Yesterday I rode the #8 bus to the end of the route. I waited for 7 minutes and rode it back down thru the heights of Lausanne. I got off at Riponne- M. Bejart, which may or may not be named after Lausanne’s Bejart ballet troupe.
I made a detour to the tables set up in front of the Place de la Rumine. We need a coffee pot. The choice was an Ikea French-press at 10 francs or a plated pot from a long gone hotel at 15. I chose the French-press, much as I admired the old pot. We don’t need to be carting antiques, but we do need our strong and black. The lady selling all this spoke French with an accent, which turned out to be Croatian. We had a good chat. She likes Trump, because her mother was half German. She told me that a local millionaire buys lots of things from her.
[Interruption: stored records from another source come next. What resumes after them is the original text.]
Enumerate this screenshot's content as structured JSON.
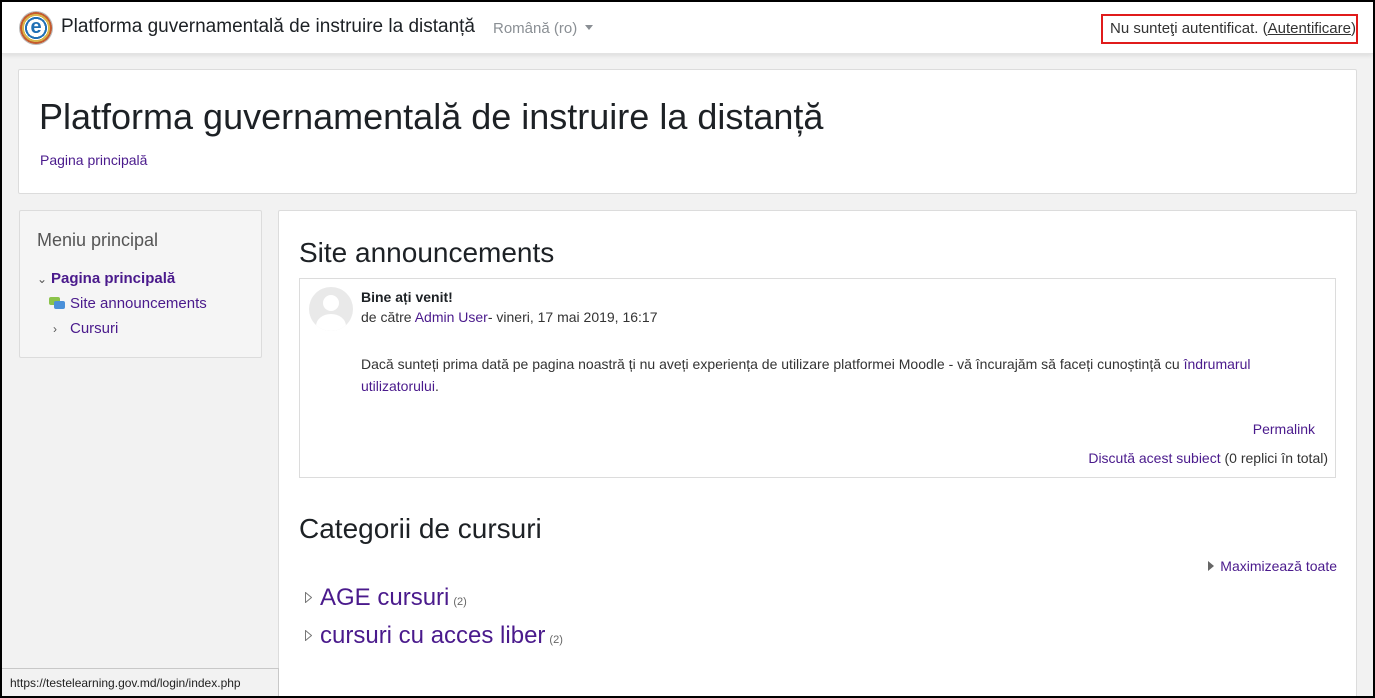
{
  "navbar": {
    "brand": "Platforma guvernamentală de instruire la distanță",
    "language": "Română (ro)",
    "login_text": "Nu sunteţi autentificat. (",
    "login_link": "Autentificare",
    "login_close": ")"
  },
  "header": {
    "title": "Platforma guvernamentală de instruire la distanță",
    "breadcrumb": "Pagina principală"
  },
  "sidebar": {
    "title": "Meniu principal",
    "items": [
      {
        "label": "Pagina principală"
      },
      {
        "label": "Site announcements"
      },
      {
        "label": "Cursuri"
      }
    ]
  },
  "announcements": {
    "title": "Site announcements",
    "post": {
      "subject": "Bine ați venit!",
      "by_prefix": "de către ",
      "author": "Admin User",
      "date": "- vineri, 17 mai 2019, 16:17",
      "body_text": "Dacă sunteți prima dată pe pagina noastră ți nu aveți experiența de utilizare platformei Moodle - vă încurajăm să faceți cunoștință cu ",
      "body_link": "îndrumarul utilizatorului",
      "body_end": ".",
      "permalink": "Permalink",
      "discuss_link": "Discută acest subiect",
      "discuss_count": " (0 replici în total)"
    }
  },
  "categories": {
    "title": "Categorii de cursuri",
    "expand_all": "Maximizează toate",
    "items": [
      {
        "name": "AGE cursuri",
        "count": "(2)"
      },
      {
        "name": "cursuri cu acces liber",
        "count": "(2)"
      }
    ]
  },
  "statusbar": {
    "url": "https://testelearning.gov.md/login/index.php"
  }
}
My main objective was a shop specializing in local products-vegetables, cheeses, meats, La Ferme Vaudoise. Located on a level section of one of the curved, slanted streets, La Ferme did not disappoint. Lettuce, eggplants, new onions, headcheese, sausage, a tile size slice of sweet Gruyere and a tranche of Vaud blue in hand, I started downhill.
It was then that I realized I had forgotten the keys to the apartment. No matter, I know the code to the front entry, and could leave the groceries in the vestibule. I did so, and retreated to La Chocolaterie Wuthrich, across the street from our apartment. One café au lait and a mini-quiche later, I got back on the #8 bus headed for the bookstore.
|Wuthrich, from our kitchen window, obscured by protective wire as our building is scaffolded and painted.|
My inspirations are two, both in French. The first is the idea of reading Thomas Wolfe translated to French. Wolfe was a favorite of my father; four years older but dead at age 39, just as my father was writing about the Hudson. Of late, I wonder if the tragedy of Wolfe resonated with my father more than O’Neill. I shall see.
The only Wolfe that Librarie Payot had was the Of Time and the River. (Le Temps et Le Fleuve.) At 775 pages, if I read 4 pages a night, I can finish it in the six months we are here. My question is: will reading in French improve or destroy my writing?
My second purchase is local: Lausanne: Promenades Littéraires. Did you know Charles Dickens wrote Dombey and Son while residing in Lausanne? Me, neither. And there are many other walks and spots associated with other authors. Once again, I ask, will all this reading in French be my destruction or salvation as a writer?
Meanwhile, back to Wuthrich for a citron pressé, (This is lemonade, not citron, right?) and to wait for the spouse to come home with the key. Then a nap, and we sally forth to conquer the Swiss banking system. At the University he’s been told that Credit Suisse is more cooperative. It is. It does take time, and we emerge with a dozen more sheets of paper, but because we have all the necessary forms on our side, it is done.
Supper at home, and then the tram down to Ouchy, the former fishing village on the lake. The view of the Alps to the south and west is all one imagines, and indeed, now I see the resemblance to Yosemite, with the massive up thrusts chiseled by glaciers. Formidable.
|The Alps at sunset from Lausanne shore of Lac LeMan.|